======== DATA EXTRACT
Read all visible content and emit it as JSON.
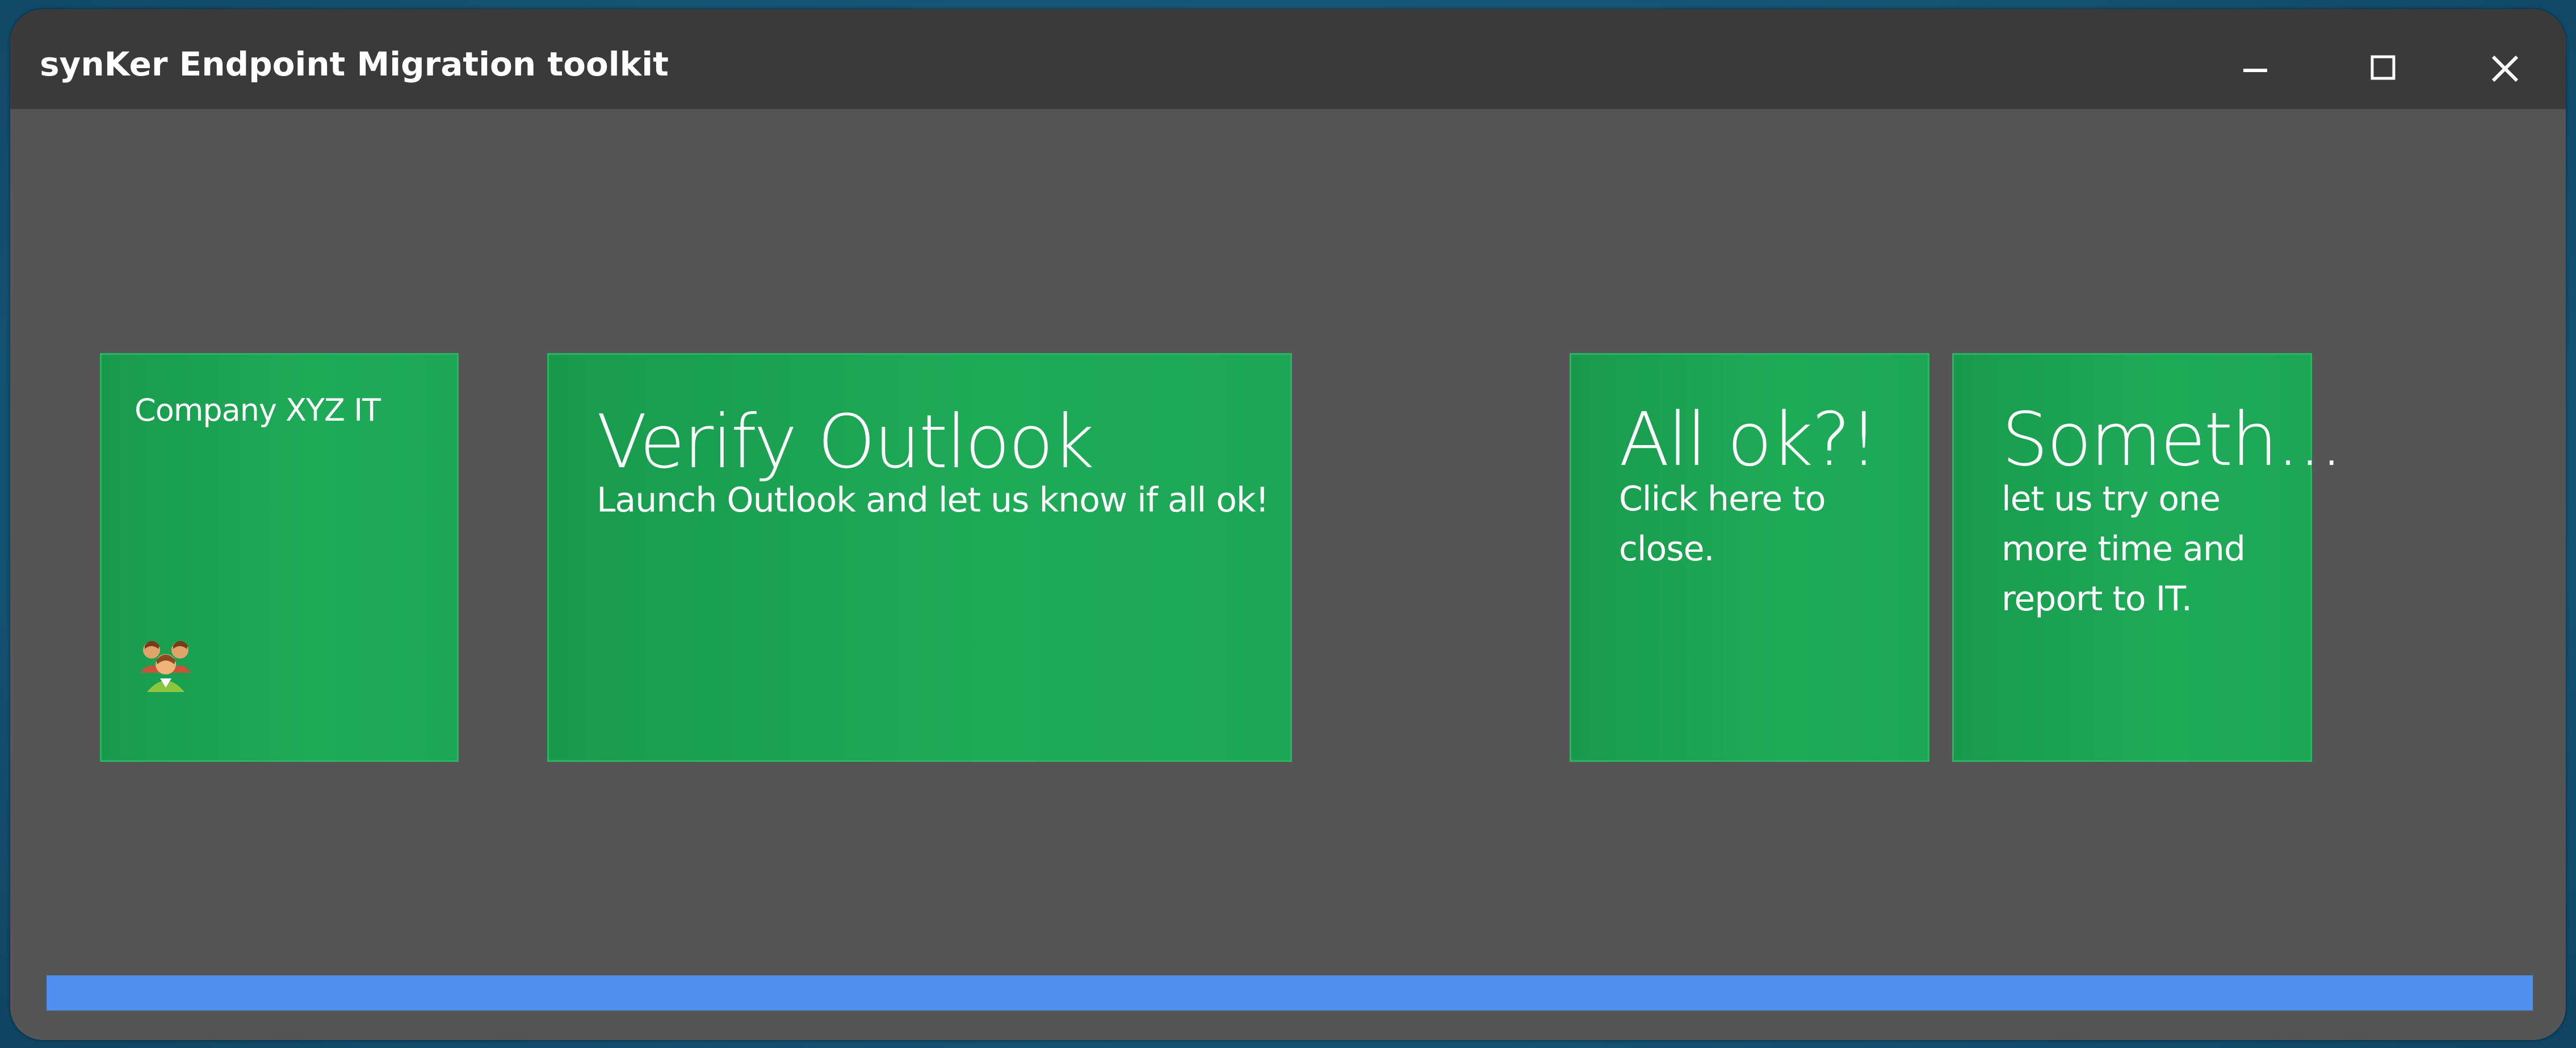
{
  "window": {
    "title": "synKer Endpoint Migration toolkit",
    "controls": [
      "minimize-icon",
      "maximize-icon",
      "close-icon"
    ]
  },
  "tiles": [
    {
      "id": "company",
      "title": "Company XYZ IT",
      "icon": "users-group-icon"
    },
    {
      "id": "verify",
      "title": "Verify Outlook",
      "description": "Launch Outlook and let us know if all ok!"
    },
    {
      "id": "allok",
      "title": "All ok?!",
      "description_lines": [
        "Click here to",
        "close."
      ]
    },
    {
      "id": "someth",
      "title": "Someth...",
      "description_lines": [
        "let us try one",
        "more time and",
        "report to IT."
      ]
    }
  ],
  "progress": {
    "percent": 100
  },
  "colors": {
    "tile_green": "#1ca656",
    "window_bg": "#555555",
    "titlebar_bg": "#3a3a3a",
    "progress_fill": "#4f8ff0",
    "desktop_bg": "#17577a"
  }
}
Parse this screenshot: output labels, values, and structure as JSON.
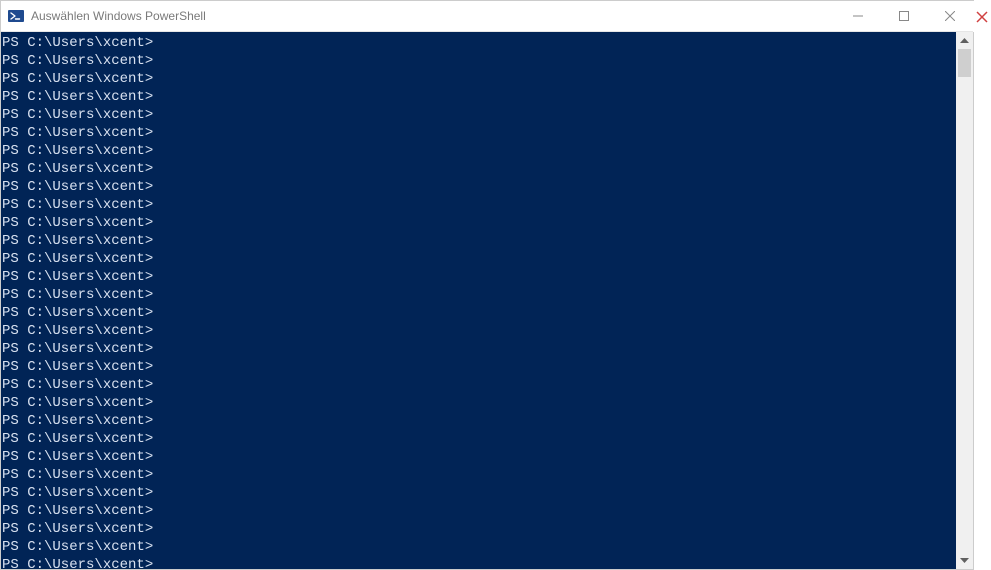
{
  "titlebar": {
    "title": "Auswählen Windows PowerShell",
    "icon_name": "powershell-icon",
    "minimize_label": "—",
    "maximize_label": "",
    "close_label": "✕"
  },
  "terminal": {
    "prompt": "PS C:\\Users\\xcent>",
    "line_count": 30,
    "colors": {
      "background": "#012456",
      "foreground": "#d8e1f0"
    }
  },
  "scrollbar": {
    "thumb_position": "top"
  },
  "outer": {
    "partial_close_x": "✕"
  }
}
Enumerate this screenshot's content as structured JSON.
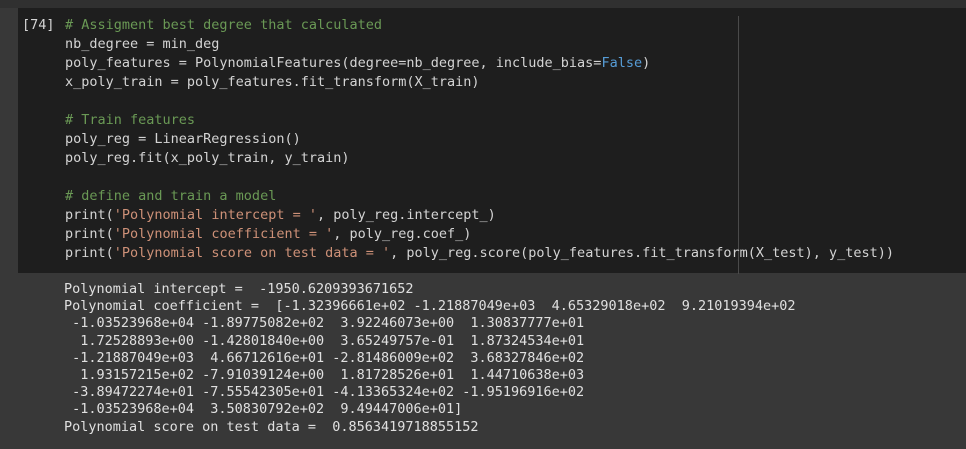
{
  "cell": {
    "exec_count": "[74]",
    "code": {
      "l1_comment": "# Assigment best degree that calculated",
      "l2": "nb_degree = min_deg",
      "l3_a": "poly_features = PolynomialFeatures(degree=nb_degree, include_bias=",
      "l3_kw": "False",
      "l3_b": ")",
      "l4": "x_poly_train = poly_features.fit_transform(X_train)",
      "l6_comment": "# Train features",
      "l7": "poly_reg = LinearRegression()",
      "l8": "poly_reg.fit(x_poly_train, y_train)",
      "l10_comment": "# define and train a model",
      "l11_fn": "print(",
      "l11_str": "'Polynomial intercept = '",
      "l11_rest": ", poly_reg.intercept_)",
      "l12_fn": "print(",
      "l12_str": "'Polynomial coefficient = '",
      "l12_rest": ", poly_reg.coef_)",
      "l13_fn": "print(",
      "l13_str": "'Polynomial score on test data = '",
      "l13_rest": ", poly_reg.score(poly_features.fit_transform(X_test), y_test))"
    }
  },
  "output": {
    "lines": [
      "Polynomial intercept =  -1950.6209393671652",
      "Polynomial coefficient =  [-1.32396661e+02 -1.21887049e+03  4.65329018e+02  9.21019394e+02",
      " -1.03523968e+04 -1.89775082e+02  3.92246073e+00  1.30837777e+01",
      "  1.72528893e+00 -1.42801840e+00  3.65249757e-01  1.87324534e+01",
      " -1.21887049e+03  4.66712616e+01 -2.81486009e+02  3.68327846e+02",
      "  1.93157215e+02 -7.91039124e+00  1.81728526e+01  1.44710638e+03",
      " -3.89472274e+01 -7.55542305e+01 -4.13365324e+02 -1.95196916e+02",
      " -1.03523968e+04  3.50830792e+02  9.49447006e+01]",
      "Polynomial score on test data =  0.8563419718855152"
    ]
  }
}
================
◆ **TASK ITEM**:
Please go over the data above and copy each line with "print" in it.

◆ **REPLY TO THE EXERCISE**:
      "l11_fn": "print(",
      "l12_fn": "print(",
      "l13_fn": "print(",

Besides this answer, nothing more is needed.